EXERCISE INSTRUCTIONS => Because the pictures are not wanted, reproduce the rest of the records below exactly as they stand.

[Component data from apps and pages]
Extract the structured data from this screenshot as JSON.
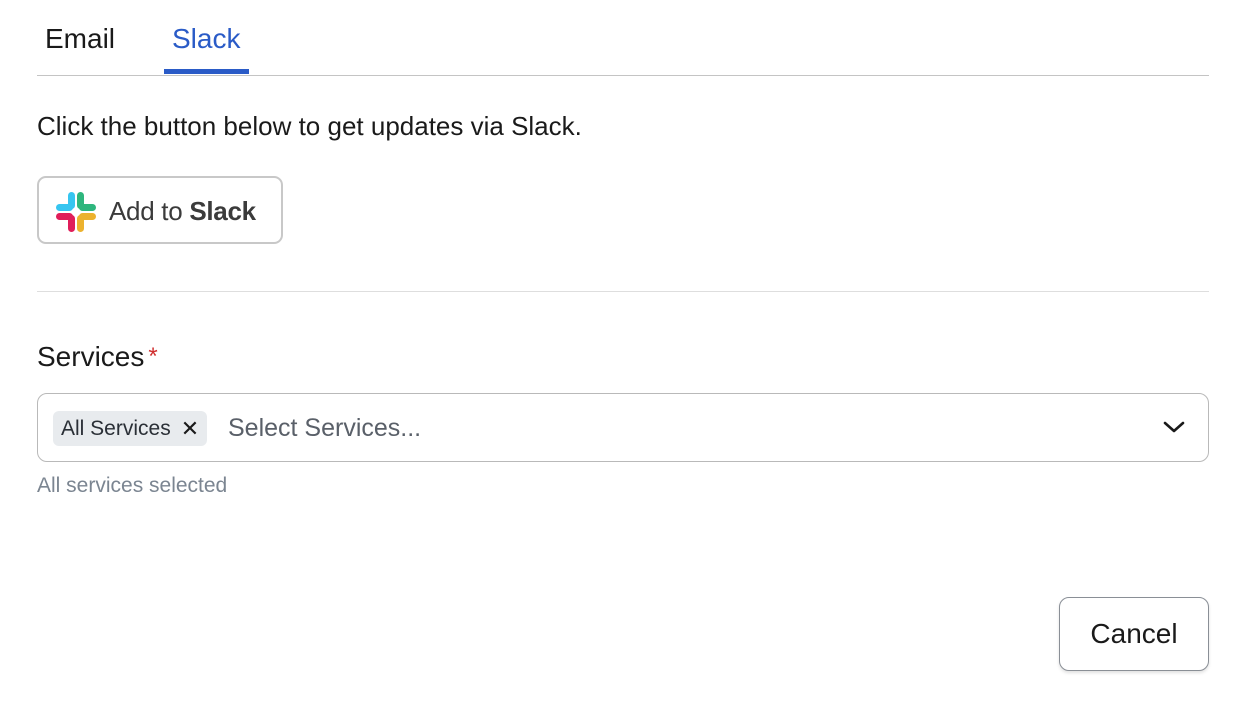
{
  "tabs": [
    {
      "label": "Email",
      "active": false
    },
    {
      "label": "Slack",
      "active": true
    }
  ],
  "colors": {
    "accent": "#2a5bc7",
    "required": "#d02f2f"
  },
  "slack": {
    "intro": "Click the button below to get updates via Slack.",
    "button_prefix": "Add to",
    "button_brand": "Slack"
  },
  "services": {
    "label": "Services",
    "required_mark": "*",
    "chips": [
      {
        "label": "All Services"
      }
    ],
    "placeholder": "Select Services...",
    "helper": "All services selected"
  },
  "footer": {
    "cancel_label": "Cancel"
  }
}
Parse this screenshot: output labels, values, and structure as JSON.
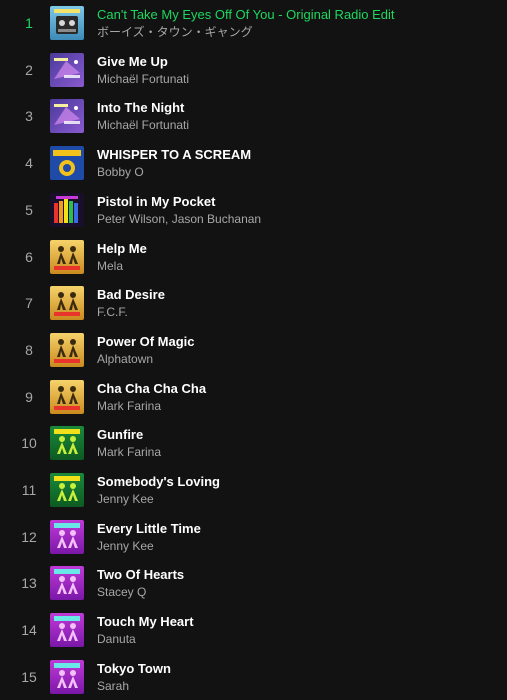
{
  "colors": {
    "background": "#121212",
    "text_primary": "#ffffff",
    "text_secondary": "#a7a7a7",
    "accent_playing": "#1ed760"
  },
  "tracks": [
    {
      "number": "1",
      "title": "Can't Take My Eyes Off Of You - Original Radio Edit",
      "artist": "ボーイズ・タウン・ギャング",
      "playing": true,
      "cover": "cover-boys-town-gang"
    },
    {
      "number": "2",
      "title": "Give Me Up",
      "artist": "Michaël Fortunati",
      "playing": false,
      "cover": "cover-purple-space"
    },
    {
      "number": "3",
      "title": "Into The Night",
      "artist": "Michaël Fortunati",
      "playing": false,
      "cover": "cover-purple-space"
    },
    {
      "number": "4",
      "title": "WHISPER TO A SCREAM",
      "artist": "Bobby O",
      "playing": false,
      "cover": "cover-blue-yellow"
    },
    {
      "number": "5",
      "title": "Pistol in My Pocket",
      "artist": "Peter Wilson, Jason Buchanan",
      "playing": false,
      "cover": "cover-rainbow-dark"
    },
    {
      "number": "6",
      "title": "Help Me",
      "artist": "Mela",
      "playing": false,
      "cover": "cover-gold-dancers"
    },
    {
      "number": "7",
      "title": "Bad Desire",
      "artist": "F.C.F.",
      "playing": false,
      "cover": "cover-gold-dancers"
    },
    {
      "number": "8",
      "title": "Power Of Magic",
      "artist": "Alphatown",
      "playing": false,
      "cover": "cover-gold-dancers"
    },
    {
      "number": "9",
      "title": "Cha Cha Cha Cha",
      "artist": "Mark Farina",
      "playing": false,
      "cover": "cover-gold-dancers"
    },
    {
      "number": "10",
      "title": "Gunfire",
      "artist": "Mark Farina",
      "playing": false,
      "cover": "cover-green-dancers"
    },
    {
      "number": "11",
      "title": "Somebody's Loving",
      "artist": "Jenny Kee",
      "playing": false,
      "cover": "cover-green-dancers"
    },
    {
      "number": "12",
      "title": "Every Little Time",
      "artist": "Jenny Kee",
      "playing": false,
      "cover": "cover-magenta-dancers"
    },
    {
      "number": "13",
      "title": "Two Of Hearts",
      "artist": "Stacey Q",
      "playing": false,
      "cover": "cover-magenta-dancers"
    },
    {
      "number": "14",
      "title": "Touch My Heart",
      "artist": "Danuta",
      "playing": false,
      "cover": "cover-magenta-dancers"
    },
    {
      "number": "15",
      "title": "Tokyo Town",
      "artist": "Sarah",
      "playing": false,
      "cover": "cover-magenta-dancers"
    }
  ]
}
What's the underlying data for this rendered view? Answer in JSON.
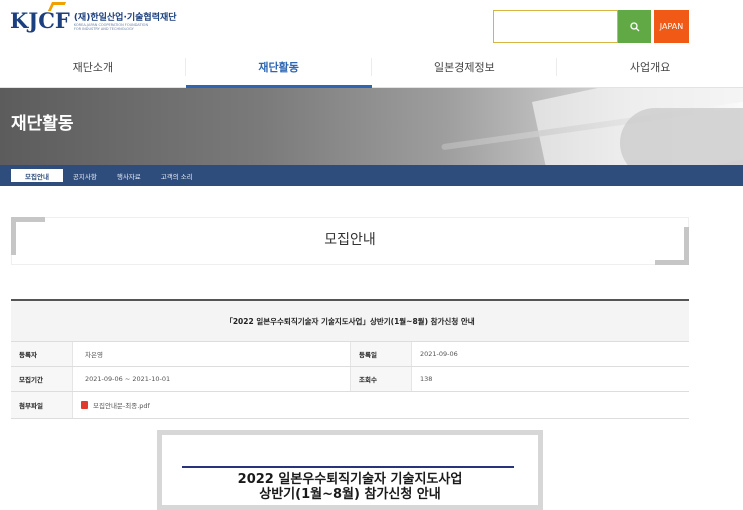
{
  "header": {
    "logo_mark": "KJCF",
    "logo_kor": "(재)한일산업·기술협력재단",
    "logo_eng_1": "KOREA-JAPAN COOPERATION FOUNDATION",
    "logo_eng_2": "FOR INDUSTRY AND TECHNOLOGY",
    "search_placeholder": "",
    "japan_label": "JAPAN"
  },
  "gnb": {
    "items": [
      {
        "label": "재단소개"
      },
      {
        "label": "재단활동"
      },
      {
        "label": "일본경제정보"
      },
      {
        "label": "사업개요"
      }
    ]
  },
  "banner": {
    "title": "재단활동"
  },
  "lnb": {
    "items": [
      {
        "label": "모집안내"
      },
      {
        "label": "공지사항"
      },
      {
        "label": "행사자료"
      },
      {
        "label": "고객의 소리"
      }
    ]
  },
  "page_title": "모집안내",
  "post": {
    "title": "「2022 일본우수퇴직기술자 기술지도사업」상반기(1월~8월) 참가신청 안내",
    "author_label": "등록자",
    "author": "차은영",
    "date_label": "등록일",
    "date": "2021-09-06",
    "period_label": "모집기간",
    "period": "2021-09-06 ~ 2021-10-01",
    "views_label": "조회수",
    "views": "138",
    "file_label": "첨부파일",
    "file_name": "모집안내문-최종.pdf"
  },
  "poster": {
    "line1": "2022 일본우수퇴직기술자 기술지도사업",
    "line2": "상반기(1월~8월) 참가신청 안내"
  },
  "colors": {
    "brand_blue": "#1c3f7d",
    "active_blue": "#2f66b4",
    "search_green": "#60a945",
    "japan_orange": "#f05a16",
    "lnb_bg": "#2e4c7c"
  }
}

OUTPUT =>
Extract the structured data from this screenshot as JSON.
{
  "tabs": [
    {
      "label": "Email",
      "active": false
    },
    {
      "label": "Slack",
      "active": true
    }
  ],
  "colors": {
    "accent": "#2a5bc7",
    "required": "#d02f2f"
  },
  "slack": {
    "intro": "Click the button below to get updates via Slack.",
    "button_prefix": "Add to",
    "button_brand": "Slack"
  },
  "services": {
    "label": "Services",
    "required_mark": "*",
    "chips": [
      {
        "label": "All Services"
      }
    ],
    "placeholder": "Select Services...",
    "helper": "All services selected"
  },
  "footer": {
    "cancel_label": "Cancel"
  }
}
Parse this screenshot: output labels, values, and structure as JSON.
{
  "colors": {
    "background": "#121212",
    "text_primary": "#ffffff",
    "text_secondary": "#a7a7a7",
    "accent_playing": "#1ed760"
  },
  "tracks": [
    {
      "number": "1",
      "title": "Can't Take My Eyes Off Of You - Original Radio Edit",
      "artist": "ボーイズ・タウン・ギャング",
      "playing": true,
      "cover": "cover-boys-town-gang"
    },
    {
      "number": "2",
      "title": "Give Me Up",
      "artist": "Michaël Fortunati",
      "playing": false,
      "cover": "cover-purple-space"
    },
    {
      "number": "3",
      "title": "Into The Night",
      "artist": "Michaël Fortunati",
      "playing": false,
      "cover": "cover-purple-space"
    },
    {
      "number": "4",
      "title": "WHISPER TO A SCREAM",
      "artist": "Bobby O",
      "playing": false,
      "cover": "cover-blue-yellow"
    },
    {
      "number": "5",
      "title": "Pistol in My Pocket",
      "artist": "Peter Wilson, Jason Buchanan",
      "playing": false,
      "cover": "cover-rainbow-dark"
    },
    {
      "number": "6",
      "title": "Help Me",
      "artist": "Mela",
      "playing": false,
      "cover": "cover-gold-dancers"
    },
    {
      "number": "7",
      "title": "Bad Desire",
      "artist": "F.C.F.",
      "playing": false,
      "cover": "cover-gold-dancers"
    },
    {
      "number": "8",
      "title": "Power Of Magic",
      "artist": "Alphatown",
      "playing": false,
      "cover": "cover-gold-dancers"
    },
    {
      "number": "9",
      "title": "Cha Cha Cha Cha",
      "artist": "Mark Farina",
      "playing": false,
      "cover": "cover-gold-dancers"
    },
    {
      "number": "10",
      "title": "Gunfire",
      "artist": "Mark Farina",
      "playing": false,
      "cover": "cover-green-dancers"
    },
    {
      "number": "11",
      "title": "Somebody's Loving",
      "artist": "Jenny Kee",
      "playing": false,
      "cover": "cover-green-dancers"
    },
    {
      "number": "12",
      "title": "Every Little Time",
      "artist": "Jenny Kee",
      "playing": false,
      "cover": "cover-magenta-dancers"
    },
    {
      "number": "13",
      "title": "Two Of Hearts",
      "artist": "Stacey Q",
      "playing": false,
      "cover": "cover-magenta-dancers"
    },
    {
      "number": "14",
      "title": "Touch My Heart",
      "artist": "Danuta",
      "playing": false,
      "cover": "cover-magenta-dancers"
    },
    {
      "number": "15",
      "title": "Tokyo Town",
      "artist": "Sarah",
      "playing": false,
      "cover": "cover-magenta-dancers"
    }
  ]
}
What's the underlying data for this rendered view? Answer in JSON.
{
  "header": {
    "logo_mark": "KJCF",
    "logo_kor": "(재)한일산업·기술협력재단",
    "logo_eng_1": "KOREA-JAPAN COOPERATION FOUNDATION",
    "logo_eng_2": "FOR INDUSTRY AND TECHNOLOGY",
    "search_placeholder": "",
    "japan_label": "JAPAN"
  },
  "gnb": {
    "items": [
      {
        "label": "재단소개"
      },
      {
        "label": "재단활동"
      },
      {
        "label": "일본경제정보"
      },
      {
        "label": "사업개요"
      }
    ]
  },
  "banner": {
    "title": "재단활동"
  },
  "lnb": {
    "items": [
      {
        "label": "모집안내"
      },
      {
        "label": "공지사항"
      },
      {
        "label": "행사자료"
      },
      {
        "label": "고객의 소리"
      }
    ]
  },
  "page_title": "모집안내",
  "post": {
    "title": "「2022 일본우수퇴직기술자 기술지도사업」상반기(1월~8월) 참가신청 안내",
    "author_label": "등록자",
    "author": "차은영",
    "date_label": "등록일",
    "date": "2021-09-06",
    "period_label": "모집기간",
    "period": "2021-09-06 ~ 2021-10-01",
    "views_label": "조회수",
    "views": "138",
    "file_label": "첨부파일",
    "file_name": "모집안내문-최종.pdf"
  },
  "poster": {
    "line1": "2022 일본우수퇴직기술자 기술지도사업",
    "line2": "상반기(1월~8월) 참가신청 안내"
  },
  "colors": {
    "brand_blue": "#1c3f7d",
    "active_blue": "#2f66b4",
    "search_green": "#60a945",
    "japan_orange": "#f05a16",
    "lnb_bg": "#2e4c7c"
  }
}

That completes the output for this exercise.